▶ [Problem]: Go through the material below and copy all lines with "description".

▶ [Data for analysis]:
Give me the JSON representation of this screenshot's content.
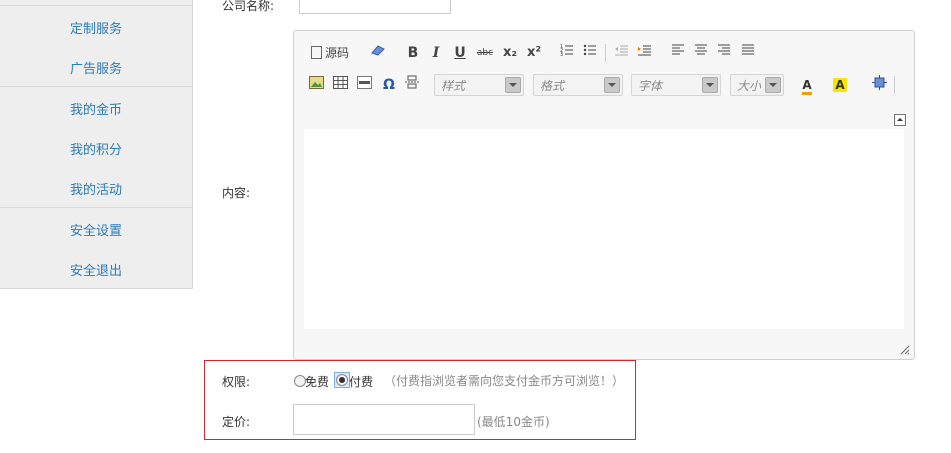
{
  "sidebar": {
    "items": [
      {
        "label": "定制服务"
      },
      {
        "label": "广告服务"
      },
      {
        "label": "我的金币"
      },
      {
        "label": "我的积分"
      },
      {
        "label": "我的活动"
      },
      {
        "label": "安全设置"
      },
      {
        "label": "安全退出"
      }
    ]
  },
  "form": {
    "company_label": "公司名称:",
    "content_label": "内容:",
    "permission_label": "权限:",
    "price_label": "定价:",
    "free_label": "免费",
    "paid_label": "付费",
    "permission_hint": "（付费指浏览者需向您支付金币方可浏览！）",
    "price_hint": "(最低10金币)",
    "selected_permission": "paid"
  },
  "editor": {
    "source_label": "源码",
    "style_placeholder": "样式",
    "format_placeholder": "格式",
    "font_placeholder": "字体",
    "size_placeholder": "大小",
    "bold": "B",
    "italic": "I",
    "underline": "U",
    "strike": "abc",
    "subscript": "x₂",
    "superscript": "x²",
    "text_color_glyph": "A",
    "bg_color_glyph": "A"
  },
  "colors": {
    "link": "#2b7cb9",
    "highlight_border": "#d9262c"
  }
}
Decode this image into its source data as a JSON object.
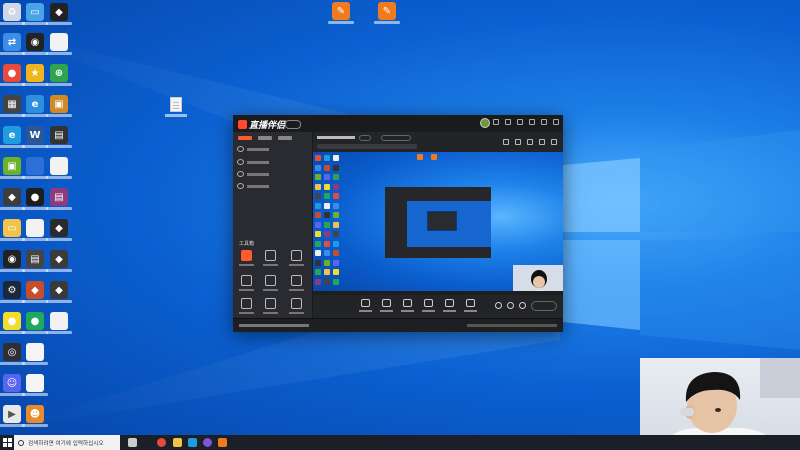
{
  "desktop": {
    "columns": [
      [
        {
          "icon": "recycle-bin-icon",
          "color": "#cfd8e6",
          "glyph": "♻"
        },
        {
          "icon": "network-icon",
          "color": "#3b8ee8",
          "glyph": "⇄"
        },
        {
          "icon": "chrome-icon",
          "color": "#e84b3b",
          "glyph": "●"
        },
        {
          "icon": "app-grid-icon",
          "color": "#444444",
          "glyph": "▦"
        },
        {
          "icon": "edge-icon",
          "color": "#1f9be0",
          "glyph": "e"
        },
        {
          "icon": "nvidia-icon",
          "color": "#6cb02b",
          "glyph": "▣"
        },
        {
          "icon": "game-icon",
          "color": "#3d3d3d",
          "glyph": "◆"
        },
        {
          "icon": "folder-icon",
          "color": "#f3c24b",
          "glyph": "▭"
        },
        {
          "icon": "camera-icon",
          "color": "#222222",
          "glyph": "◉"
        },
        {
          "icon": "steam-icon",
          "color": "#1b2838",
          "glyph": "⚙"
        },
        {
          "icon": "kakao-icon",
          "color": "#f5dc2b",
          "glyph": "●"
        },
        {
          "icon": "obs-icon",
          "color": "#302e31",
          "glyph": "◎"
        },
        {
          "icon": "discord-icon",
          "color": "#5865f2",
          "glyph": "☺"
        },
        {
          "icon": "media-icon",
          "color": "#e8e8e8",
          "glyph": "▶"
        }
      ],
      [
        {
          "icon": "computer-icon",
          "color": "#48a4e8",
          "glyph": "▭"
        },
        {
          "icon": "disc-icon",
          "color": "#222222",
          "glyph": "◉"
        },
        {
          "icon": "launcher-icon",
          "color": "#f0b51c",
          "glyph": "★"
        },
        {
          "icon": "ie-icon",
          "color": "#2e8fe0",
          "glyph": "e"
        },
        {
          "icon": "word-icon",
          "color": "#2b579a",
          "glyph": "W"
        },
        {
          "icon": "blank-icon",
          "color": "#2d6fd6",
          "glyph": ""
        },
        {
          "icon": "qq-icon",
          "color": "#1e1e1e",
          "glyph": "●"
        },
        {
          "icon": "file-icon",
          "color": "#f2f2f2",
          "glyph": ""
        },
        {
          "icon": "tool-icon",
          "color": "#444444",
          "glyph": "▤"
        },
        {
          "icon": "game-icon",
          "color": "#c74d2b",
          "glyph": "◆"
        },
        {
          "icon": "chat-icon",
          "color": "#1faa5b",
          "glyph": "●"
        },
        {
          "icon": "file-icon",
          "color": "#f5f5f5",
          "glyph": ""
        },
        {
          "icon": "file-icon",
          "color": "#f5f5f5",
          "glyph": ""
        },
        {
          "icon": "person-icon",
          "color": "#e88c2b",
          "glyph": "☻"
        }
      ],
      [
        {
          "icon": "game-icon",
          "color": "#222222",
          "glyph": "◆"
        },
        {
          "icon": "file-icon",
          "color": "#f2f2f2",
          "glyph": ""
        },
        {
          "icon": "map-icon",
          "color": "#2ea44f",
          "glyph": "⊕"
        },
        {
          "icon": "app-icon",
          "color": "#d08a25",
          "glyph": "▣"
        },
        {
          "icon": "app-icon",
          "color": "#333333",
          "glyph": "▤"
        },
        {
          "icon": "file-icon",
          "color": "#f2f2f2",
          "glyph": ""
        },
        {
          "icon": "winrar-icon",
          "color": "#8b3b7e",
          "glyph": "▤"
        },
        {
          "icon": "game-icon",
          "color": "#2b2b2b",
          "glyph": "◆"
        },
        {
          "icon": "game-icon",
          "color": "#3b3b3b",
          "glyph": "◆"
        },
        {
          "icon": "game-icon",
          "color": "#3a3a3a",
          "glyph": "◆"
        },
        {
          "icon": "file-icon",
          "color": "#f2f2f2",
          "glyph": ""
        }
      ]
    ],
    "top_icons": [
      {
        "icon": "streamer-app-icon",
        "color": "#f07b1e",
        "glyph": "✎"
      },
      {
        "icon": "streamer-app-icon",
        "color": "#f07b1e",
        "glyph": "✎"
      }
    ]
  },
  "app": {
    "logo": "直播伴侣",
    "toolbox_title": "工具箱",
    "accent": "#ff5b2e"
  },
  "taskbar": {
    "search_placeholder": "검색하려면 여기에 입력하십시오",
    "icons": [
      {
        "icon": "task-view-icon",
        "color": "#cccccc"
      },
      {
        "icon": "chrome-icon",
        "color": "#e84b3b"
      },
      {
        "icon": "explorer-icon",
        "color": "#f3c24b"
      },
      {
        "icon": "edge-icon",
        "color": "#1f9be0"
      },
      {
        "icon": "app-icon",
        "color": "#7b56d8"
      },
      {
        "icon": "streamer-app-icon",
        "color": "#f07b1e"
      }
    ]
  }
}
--
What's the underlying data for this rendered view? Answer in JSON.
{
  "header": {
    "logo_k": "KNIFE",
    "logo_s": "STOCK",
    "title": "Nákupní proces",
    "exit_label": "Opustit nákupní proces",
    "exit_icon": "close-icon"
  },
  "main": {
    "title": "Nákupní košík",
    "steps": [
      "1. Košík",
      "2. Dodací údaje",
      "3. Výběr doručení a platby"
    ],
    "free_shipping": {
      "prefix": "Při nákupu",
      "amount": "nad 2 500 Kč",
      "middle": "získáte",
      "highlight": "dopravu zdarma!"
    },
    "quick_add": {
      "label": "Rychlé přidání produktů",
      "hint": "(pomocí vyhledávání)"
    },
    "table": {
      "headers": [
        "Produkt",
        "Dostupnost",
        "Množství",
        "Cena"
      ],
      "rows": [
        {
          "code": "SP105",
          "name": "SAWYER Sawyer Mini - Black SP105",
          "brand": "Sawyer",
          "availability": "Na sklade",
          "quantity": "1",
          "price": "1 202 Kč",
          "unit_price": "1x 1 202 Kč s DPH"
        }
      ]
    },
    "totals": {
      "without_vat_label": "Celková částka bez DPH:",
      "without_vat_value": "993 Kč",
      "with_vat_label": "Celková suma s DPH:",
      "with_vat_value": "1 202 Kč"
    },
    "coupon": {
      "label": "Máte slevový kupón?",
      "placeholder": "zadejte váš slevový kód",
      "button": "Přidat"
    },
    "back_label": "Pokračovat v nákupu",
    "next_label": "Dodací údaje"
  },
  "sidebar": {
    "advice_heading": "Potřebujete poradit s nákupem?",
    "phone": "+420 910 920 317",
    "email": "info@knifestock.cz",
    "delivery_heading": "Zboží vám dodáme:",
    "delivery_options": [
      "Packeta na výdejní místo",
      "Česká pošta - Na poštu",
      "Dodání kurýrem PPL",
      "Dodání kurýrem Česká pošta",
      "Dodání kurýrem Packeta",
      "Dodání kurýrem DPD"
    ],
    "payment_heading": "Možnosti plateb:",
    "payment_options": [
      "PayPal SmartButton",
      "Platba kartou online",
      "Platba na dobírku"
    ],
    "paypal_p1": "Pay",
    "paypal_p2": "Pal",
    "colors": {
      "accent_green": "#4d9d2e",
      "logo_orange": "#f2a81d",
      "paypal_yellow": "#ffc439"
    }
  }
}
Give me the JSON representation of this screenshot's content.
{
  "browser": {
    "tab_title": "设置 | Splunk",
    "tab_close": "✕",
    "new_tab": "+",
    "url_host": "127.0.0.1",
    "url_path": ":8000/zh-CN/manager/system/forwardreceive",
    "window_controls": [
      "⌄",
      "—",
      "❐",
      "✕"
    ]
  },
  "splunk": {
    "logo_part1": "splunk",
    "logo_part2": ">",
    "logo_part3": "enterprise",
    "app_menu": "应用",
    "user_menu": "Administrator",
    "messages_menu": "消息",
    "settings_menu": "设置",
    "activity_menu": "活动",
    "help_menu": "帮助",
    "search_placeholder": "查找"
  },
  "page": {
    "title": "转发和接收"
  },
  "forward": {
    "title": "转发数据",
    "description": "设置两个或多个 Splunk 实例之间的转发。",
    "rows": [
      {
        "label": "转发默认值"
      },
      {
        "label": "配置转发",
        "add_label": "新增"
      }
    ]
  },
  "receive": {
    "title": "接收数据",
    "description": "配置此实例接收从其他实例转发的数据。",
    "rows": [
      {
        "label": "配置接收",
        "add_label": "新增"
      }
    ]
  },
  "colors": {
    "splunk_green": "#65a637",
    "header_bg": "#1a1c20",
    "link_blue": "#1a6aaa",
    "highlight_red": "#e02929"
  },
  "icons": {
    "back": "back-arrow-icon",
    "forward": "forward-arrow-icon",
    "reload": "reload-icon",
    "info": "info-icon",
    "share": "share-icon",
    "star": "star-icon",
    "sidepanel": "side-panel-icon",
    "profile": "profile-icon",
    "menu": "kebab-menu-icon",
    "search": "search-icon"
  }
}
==
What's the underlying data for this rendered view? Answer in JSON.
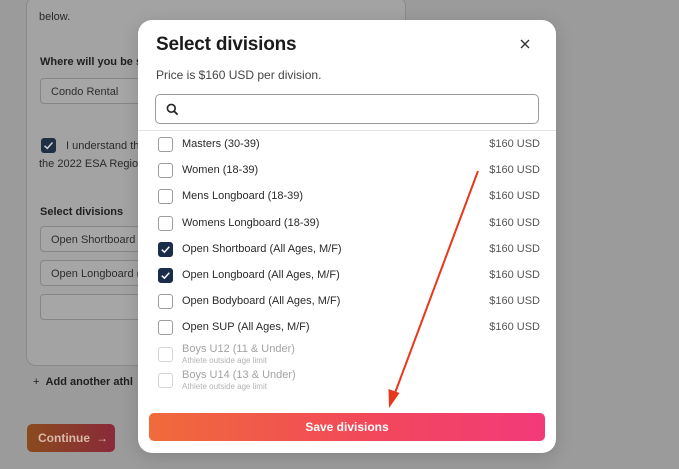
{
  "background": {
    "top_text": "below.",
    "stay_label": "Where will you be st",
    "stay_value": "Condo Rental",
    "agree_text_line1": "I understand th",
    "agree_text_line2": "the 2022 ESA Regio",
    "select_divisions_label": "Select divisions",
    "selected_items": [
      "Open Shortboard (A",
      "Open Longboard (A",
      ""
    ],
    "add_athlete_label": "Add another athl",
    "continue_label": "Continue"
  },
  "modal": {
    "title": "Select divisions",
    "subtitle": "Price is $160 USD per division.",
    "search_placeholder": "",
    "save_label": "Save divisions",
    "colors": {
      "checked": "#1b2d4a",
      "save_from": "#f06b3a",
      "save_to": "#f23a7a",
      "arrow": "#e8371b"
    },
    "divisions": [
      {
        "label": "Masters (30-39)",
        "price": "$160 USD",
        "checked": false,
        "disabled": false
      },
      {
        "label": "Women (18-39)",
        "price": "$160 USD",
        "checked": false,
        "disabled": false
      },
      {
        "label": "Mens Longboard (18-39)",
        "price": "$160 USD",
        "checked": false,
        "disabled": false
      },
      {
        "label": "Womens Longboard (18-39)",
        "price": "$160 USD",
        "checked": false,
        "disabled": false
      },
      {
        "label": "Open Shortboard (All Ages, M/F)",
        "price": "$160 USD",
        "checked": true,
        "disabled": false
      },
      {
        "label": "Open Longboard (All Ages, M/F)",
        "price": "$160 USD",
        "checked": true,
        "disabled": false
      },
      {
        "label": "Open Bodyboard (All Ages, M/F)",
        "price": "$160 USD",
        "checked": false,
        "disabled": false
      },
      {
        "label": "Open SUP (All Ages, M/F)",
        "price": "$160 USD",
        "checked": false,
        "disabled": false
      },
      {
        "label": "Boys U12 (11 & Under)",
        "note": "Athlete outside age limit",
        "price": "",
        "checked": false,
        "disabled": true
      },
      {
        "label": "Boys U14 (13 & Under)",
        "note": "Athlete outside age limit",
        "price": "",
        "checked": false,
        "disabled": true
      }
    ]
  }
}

▶ [Output for this task]:
    "description": "设置两个或多个 Splunk 实例之间的转发。",
    "description": "配置此实例接收从其他实例转发的数据。",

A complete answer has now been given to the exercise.